=== REQUIRED WORK ===
Could you report every line of the listing below that holds the word "What"?

(WORKING DATA Opens)

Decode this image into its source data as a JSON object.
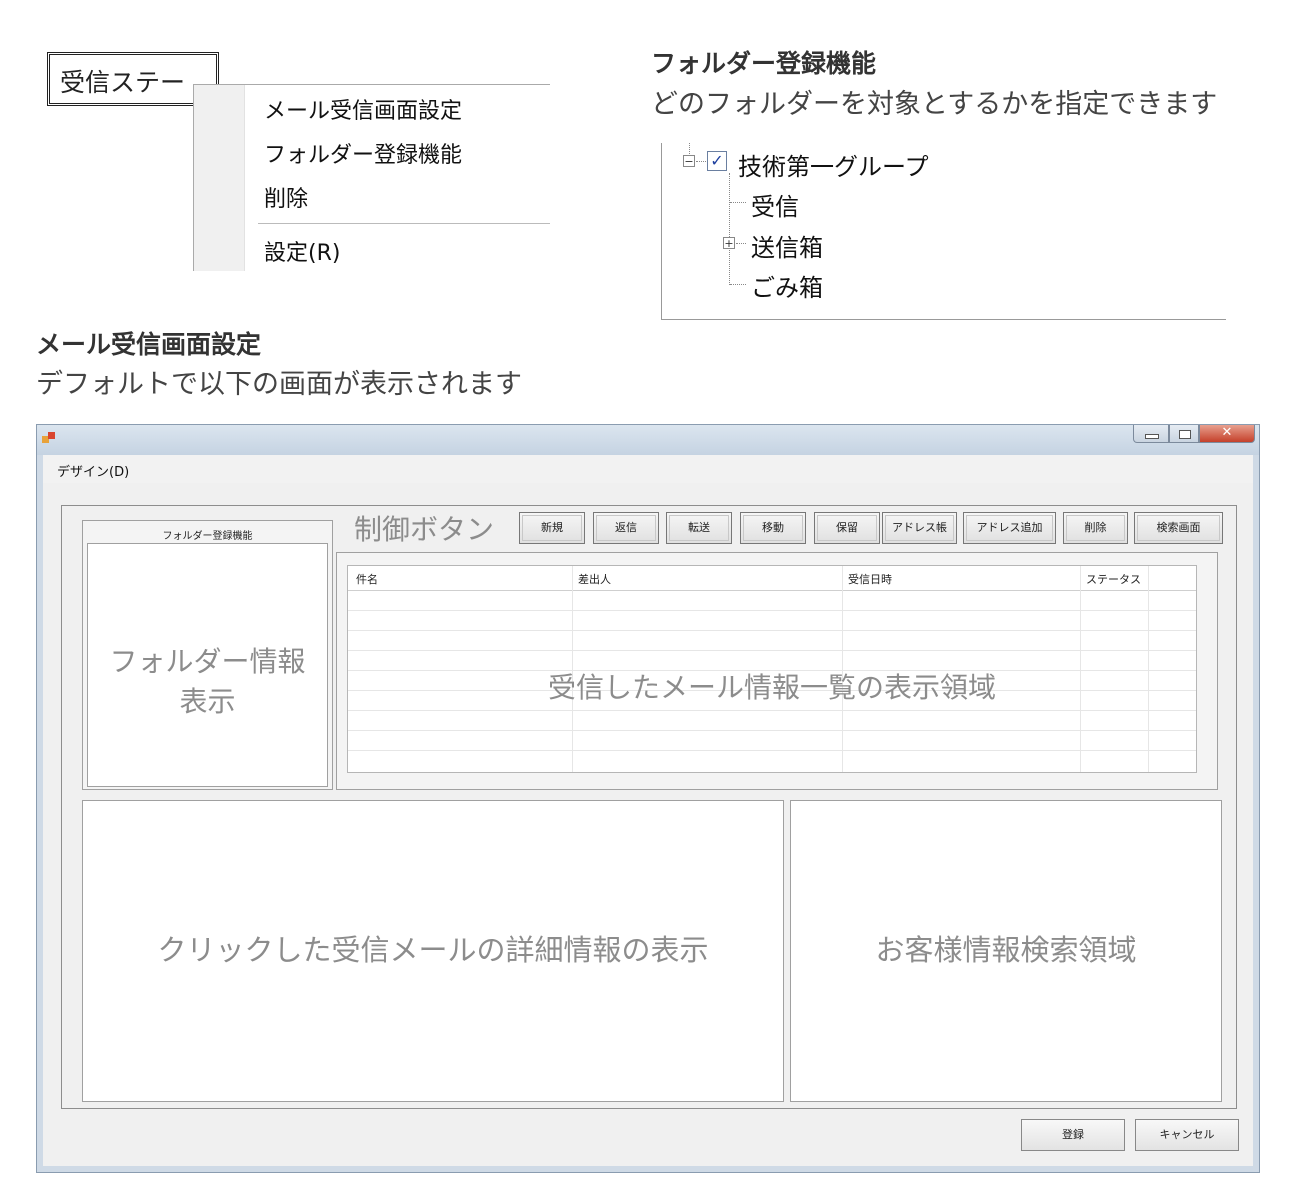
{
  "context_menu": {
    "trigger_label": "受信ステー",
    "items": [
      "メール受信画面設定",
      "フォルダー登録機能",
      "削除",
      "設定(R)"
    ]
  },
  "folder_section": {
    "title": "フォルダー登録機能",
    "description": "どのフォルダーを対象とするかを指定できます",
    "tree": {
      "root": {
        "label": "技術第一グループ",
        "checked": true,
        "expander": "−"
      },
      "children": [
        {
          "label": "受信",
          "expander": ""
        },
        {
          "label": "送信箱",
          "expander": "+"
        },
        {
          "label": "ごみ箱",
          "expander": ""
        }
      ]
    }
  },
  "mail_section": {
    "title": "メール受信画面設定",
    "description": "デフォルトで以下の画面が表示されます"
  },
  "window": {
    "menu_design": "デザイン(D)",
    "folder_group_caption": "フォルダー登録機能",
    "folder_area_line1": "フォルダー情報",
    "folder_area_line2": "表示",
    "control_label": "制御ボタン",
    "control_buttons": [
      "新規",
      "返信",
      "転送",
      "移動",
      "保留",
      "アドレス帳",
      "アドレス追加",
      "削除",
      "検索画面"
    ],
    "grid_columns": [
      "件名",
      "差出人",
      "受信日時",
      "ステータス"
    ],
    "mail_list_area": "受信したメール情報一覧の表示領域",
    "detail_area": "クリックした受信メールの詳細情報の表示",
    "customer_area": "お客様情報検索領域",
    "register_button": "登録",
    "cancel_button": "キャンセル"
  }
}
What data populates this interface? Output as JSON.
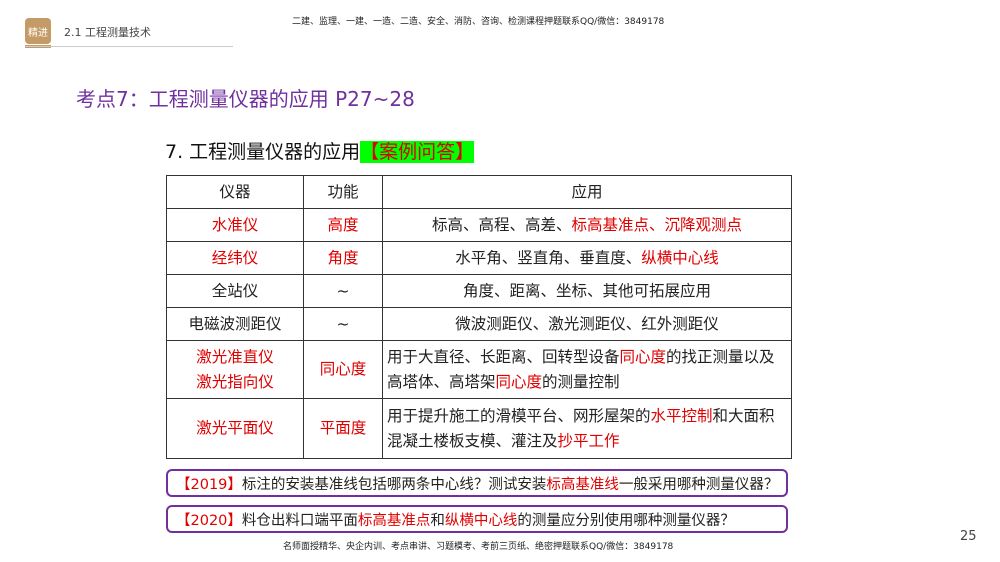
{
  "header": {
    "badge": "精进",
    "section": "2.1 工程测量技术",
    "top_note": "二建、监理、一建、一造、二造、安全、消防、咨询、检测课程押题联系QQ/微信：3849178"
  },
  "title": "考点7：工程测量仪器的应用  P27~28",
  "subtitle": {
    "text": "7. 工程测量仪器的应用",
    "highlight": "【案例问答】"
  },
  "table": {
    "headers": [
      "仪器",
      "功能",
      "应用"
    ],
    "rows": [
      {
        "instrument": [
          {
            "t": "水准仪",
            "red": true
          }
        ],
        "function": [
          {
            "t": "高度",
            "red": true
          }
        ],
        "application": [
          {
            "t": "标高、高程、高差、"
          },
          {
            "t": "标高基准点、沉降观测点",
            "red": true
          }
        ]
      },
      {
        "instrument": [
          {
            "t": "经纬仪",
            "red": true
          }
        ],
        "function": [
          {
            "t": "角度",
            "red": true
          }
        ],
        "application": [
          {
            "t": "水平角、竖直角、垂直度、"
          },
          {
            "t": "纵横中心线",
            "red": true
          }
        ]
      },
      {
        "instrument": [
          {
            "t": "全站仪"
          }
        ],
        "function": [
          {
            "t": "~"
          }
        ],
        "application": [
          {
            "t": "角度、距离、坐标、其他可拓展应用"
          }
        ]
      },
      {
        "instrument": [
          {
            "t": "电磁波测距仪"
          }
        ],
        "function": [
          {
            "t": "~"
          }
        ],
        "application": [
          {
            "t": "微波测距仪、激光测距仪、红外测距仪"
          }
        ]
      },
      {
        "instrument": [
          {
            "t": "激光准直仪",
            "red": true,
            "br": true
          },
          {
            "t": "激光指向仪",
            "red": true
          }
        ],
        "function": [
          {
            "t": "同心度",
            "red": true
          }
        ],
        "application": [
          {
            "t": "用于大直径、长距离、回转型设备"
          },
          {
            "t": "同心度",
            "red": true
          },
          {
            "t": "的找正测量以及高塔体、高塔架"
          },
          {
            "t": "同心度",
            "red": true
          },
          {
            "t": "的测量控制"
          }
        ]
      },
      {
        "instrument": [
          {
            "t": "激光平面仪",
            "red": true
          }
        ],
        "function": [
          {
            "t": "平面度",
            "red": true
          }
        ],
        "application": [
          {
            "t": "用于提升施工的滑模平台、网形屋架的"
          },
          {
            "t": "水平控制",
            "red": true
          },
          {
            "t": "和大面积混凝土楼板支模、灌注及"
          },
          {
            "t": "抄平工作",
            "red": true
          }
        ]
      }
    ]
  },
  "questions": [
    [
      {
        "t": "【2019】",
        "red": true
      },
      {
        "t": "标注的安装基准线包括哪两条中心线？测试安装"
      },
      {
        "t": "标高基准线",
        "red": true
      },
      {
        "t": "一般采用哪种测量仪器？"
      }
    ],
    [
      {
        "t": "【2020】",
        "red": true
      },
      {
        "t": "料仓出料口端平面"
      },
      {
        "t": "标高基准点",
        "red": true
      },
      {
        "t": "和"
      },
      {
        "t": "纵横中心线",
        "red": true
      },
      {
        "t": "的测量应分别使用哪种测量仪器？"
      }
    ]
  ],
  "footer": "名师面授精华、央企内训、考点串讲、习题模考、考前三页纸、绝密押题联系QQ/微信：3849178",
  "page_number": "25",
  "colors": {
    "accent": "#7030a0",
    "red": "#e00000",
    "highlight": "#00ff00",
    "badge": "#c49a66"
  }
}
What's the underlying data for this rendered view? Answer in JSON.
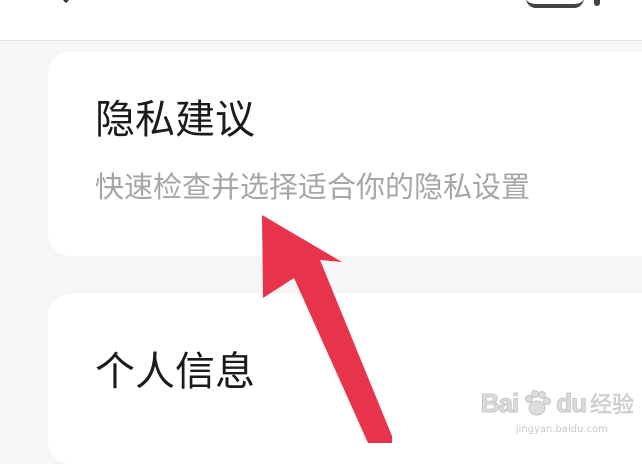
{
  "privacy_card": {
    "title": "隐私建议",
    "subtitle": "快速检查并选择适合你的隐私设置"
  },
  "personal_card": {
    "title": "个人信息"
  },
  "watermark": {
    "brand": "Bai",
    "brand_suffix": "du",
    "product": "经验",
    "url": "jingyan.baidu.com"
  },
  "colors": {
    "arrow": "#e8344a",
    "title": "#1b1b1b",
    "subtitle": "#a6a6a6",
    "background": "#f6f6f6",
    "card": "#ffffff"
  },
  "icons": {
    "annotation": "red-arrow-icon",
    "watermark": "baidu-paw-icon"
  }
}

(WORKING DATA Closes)

=== RESULT OF THE EXERCISE ===
What data populates this interface? Output as JSON.
What's the underlying data for this rendered view? Answer in JSON.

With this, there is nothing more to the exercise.